Surgery in surgeons

Minimally invasive surgery often sees robots acting as a surgeon’s hands inside the patient’s body. Such robots are large and cost several million dollars, and although smaller handheld instruments are out there, their straight-stick design means they’re not as dexterous as a skilled surgeon’s own hands. A new “needle driver” from a University of Michigan startup, FlexDex Surgical, is designed to precisely mimic the motions of a surgeon’s wrist and translate it to a tiny flexible claw, with no electronic or computerized components.

Anchored just above the surgeon’s wrist, the FlexDex has a gyroscopic handle that can be rotated, twisted, and angled in three dimensions, while the rest of the device stays still. Those motions are translated through a cable down the length of a metal shaft to the tip, where a two-pronged clamp closely follows those instructions like a tiny robotic replica of the surgeon’s own hand.

The pinchable claw and precise rotation lets the FlexDex specialize in internal suturing. For existing devices, a task that fiddly usually requires big, awkward movements on the surgeon’s side, but the FlexDex’s center of rotation is in the same spot as the human wrist. According to the team, that means its movements aren’t inverted like other instruments.

“If I move my hand up, the device tip goes up,” says Jim Geiger, co-inventor of the Flexdex. “Wherever I move my hand, the tip of this instrument follows.”

The long-used Da Vinci line of surgical robots may be more versatile and provide finer control, but they also come with multi-million-dollar price tags that can keep them out of reach of small or remote hospitals. For a much more reasonable US$500, the FlexDex can help these facilities provide minimally invasive surgery, which is less traumatic and painful than being cut right open, and takes far less recovery time.

“I was amazed by the sophistication of the (Da Vinci) technology,” says Shorya Awtar, co-inventor of the FlexDex device. “At the same time, I had a strong instinct that this functionality can be achieved much more simply and cost-effectively. At its price point, this technology would not reach patients across the globe.”

So far, the device has been tested in a few different procedures for examining abdominal organs and inside the lungs, but in future FlexDex plans to put it to work treating hernias, and in hysterectomies and prostate cancer removal.

Fancier and more frugal

Passengers who travel on Amtrak’s high-speed Acela Express service in the US will soon be able to do so more comfortably and more regularly.
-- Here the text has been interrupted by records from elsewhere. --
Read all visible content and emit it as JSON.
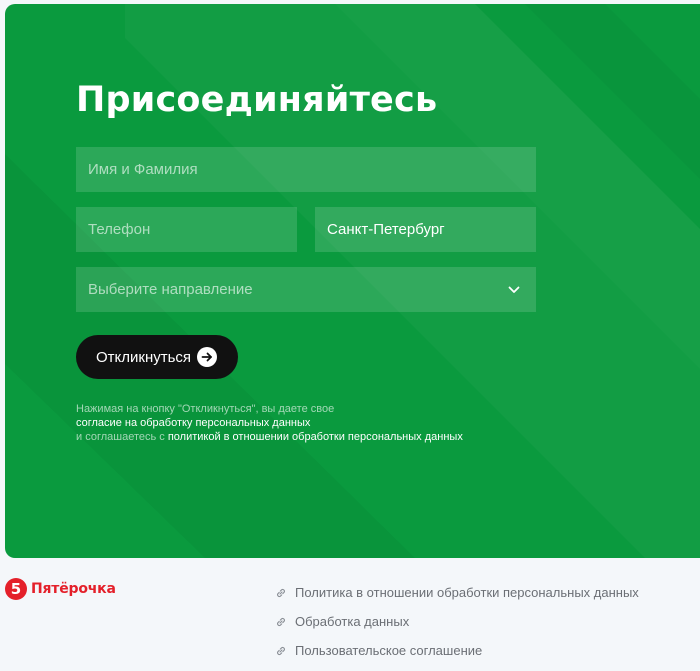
{
  "form": {
    "title": "Присоединяйтесь",
    "name_placeholder": "Имя и Фамилия",
    "phone_placeholder": "Телефон",
    "city_value": "Санкт-Петербург",
    "direction_placeholder": "Выберите направление",
    "submit_label": "Откликнуться",
    "consent": {
      "line1": "Нажимая на кнопку \"Откликнуться\", вы даете свое",
      "link1": "согласие на обработку персональных данных",
      "line3_prefix": "и соглашаетесь с ",
      "link2": "политикой в отношении обработки персональных данных"
    }
  },
  "footer": {
    "logo_digit": "5",
    "logo_text": "Пятёрочка",
    "links": [
      "Политика в отношении обработки персональных данных",
      "Обработка данных",
      "Пользовательское соглашение"
    ]
  },
  "colors": {
    "hero_green": "#0a9a3e",
    "button_black": "#111111",
    "brand_red": "#e4202a"
  },
  "icons": {
    "submit": "arrow-right-icon",
    "select": "chevron-down-icon",
    "footer_link": "link-icon"
  }
}
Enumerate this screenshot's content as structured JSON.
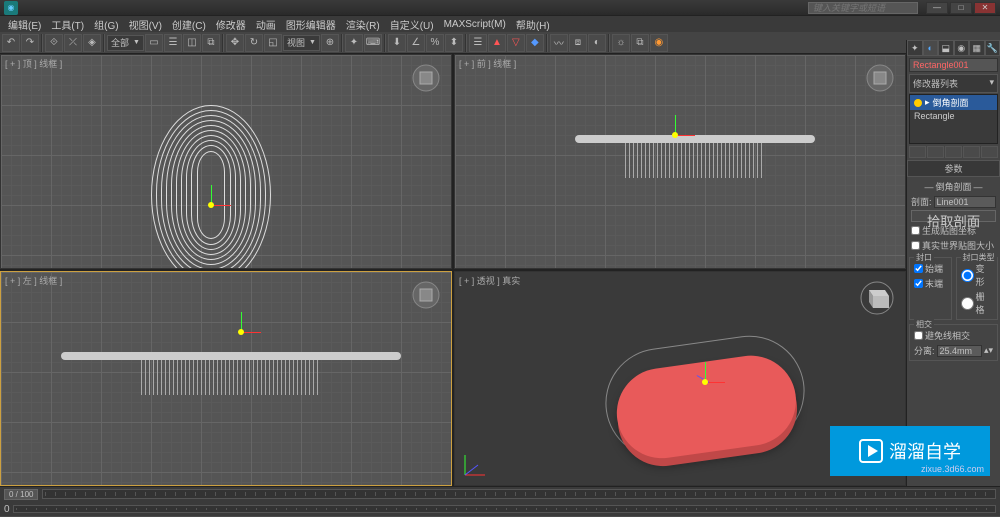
{
  "app": {
    "search_placeholder": "键入关键字或短语"
  },
  "menu": {
    "items": [
      "编辑(E)",
      "工具(T)",
      "组(G)",
      "视图(V)",
      "创建(C)",
      "修改器",
      "动画",
      "图形编辑器",
      "渲染(R)",
      "自定义(U)",
      "MAXScript(M)",
      "帮助(H)"
    ]
  },
  "toolbar": {
    "group_label": "全部",
    "view_label": "视图"
  },
  "viewports": {
    "top": "[ + ] 顶 ] 线框 ]",
    "front": "[ + ] 前 ] 线框 ]",
    "left": "[ + ] 左 ] 线框 ]",
    "persp": "[ + ] 透视 ] 真实"
  },
  "panel": {
    "object_name": "Rectangle001",
    "modifier_header": "修改器列表",
    "stack": {
      "item_selected": "倒角剖面",
      "item_base": "Rectangle"
    },
    "params_title": "参数",
    "bevel_profile_label": "倒角剖面",
    "section_label": "剖面:",
    "section_value": "Line001",
    "pick_btn": "拾取剖面",
    "gen_coords": "生成贴图坐标",
    "real_world": "真实世界贴图大小",
    "cap_group": "封口",
    "cap_type_group": "封口类型",
    "cap_start": "始端",
    "cap_end": "末端",
    "cap_morph": "变形",
    "cap_grid": "栅格",
    "intersect_group": "相交",
    "avoid_line": "避免线相交",
    "separation_label": "分离:",
    "separation_value": "25.4mm"
  },
  "timeline": {
    "frame": "0 / 100",
    "start": "0"
  },
  "watermark": {
    "text": "溜溜自学",
    "url": "zixue.3d66.com"
  }
}
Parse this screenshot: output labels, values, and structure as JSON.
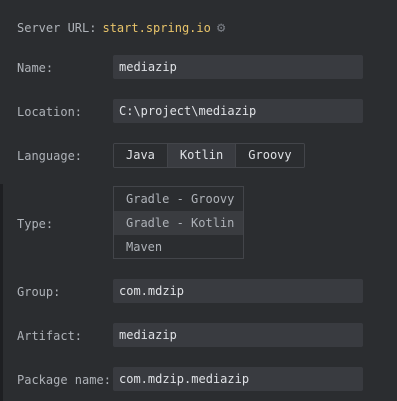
{
  "server": {
    "label": "Server URL:",
    "url": "start.spring.io",
    "settings_icon": "gear-icon"
  },
  "fields": {
    "name": {
      "label": "Name:",
      "value": "mediazip"
    },
    "location": {
      "label": "Location:",
      "value": "C:\\project\\mediazip"
    },
    "group": {
      "label": "Group:",
      "value": "com.mdzip"
    },
    "artifact": {
      "label": "Artifact:",
      "value": "mediazip"
    },
    "package_name": {
      "label": "Package name:",
      "value": "com.mdzip.mediazip"
    }
  },
  "language": {
    "label": "Language:",
    "options": [
      "Java",
      "Kotlin",
      "Groovy"
    ],
    "selected": "Kotlin"
  },
  "type": {
    "label": "Type:",
    "options": [
      "Gradle - Groovy",
      "Gradle - Kotlin",
      "Maven"
    ],
    "selected": "Gradle - Kotlin"
  }
}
The rail operator has unveiled designs for next-generation, high-speed trainsets that will replace its existing rolling stock and offer greater capacity.

The new trains are being introduced as part of a wider scheme to upgrade infrastructure for the Acela Express, which runs between Washington DC and Boston via 14 other stops. Produced by transport company Alstom, they will boast a number of modern passenger conveniences like improved Wi-Fi access, personal power outlets and USB ports, the likes of which are being added to services elsewhere, too.

Amtrak says that, in addition to improved comfort for passengers, there will also be an improved boarding experience and food service, along with a third more seats than the trains being replaced. Passengers will apparently benefit from a smoother ride, in part as a result of an “anticipative tilting system.”

This tilting system is completely train-borne, so it doesn’t require special track installations. It pairs data on the line’s parameters with information gathered by onboard sensors, allowing the system to locate the train’s position on the line and prepare to tilt for upcoming bends. This allows the trains to take curves at higher speeds and with greater comfort for the passengers onboard.

When they first enter operation, the new trains are expected to have a top speed of 160 mph (257 km/h), a decent increase on the 150 mph (241 km/h) that the current models are capable of. Subsequent infrastructure improvements along the Northeast Corridor (NEC) rail line, however, should enable them to eventually travel at speeds of up to 186 mph (299 km/h).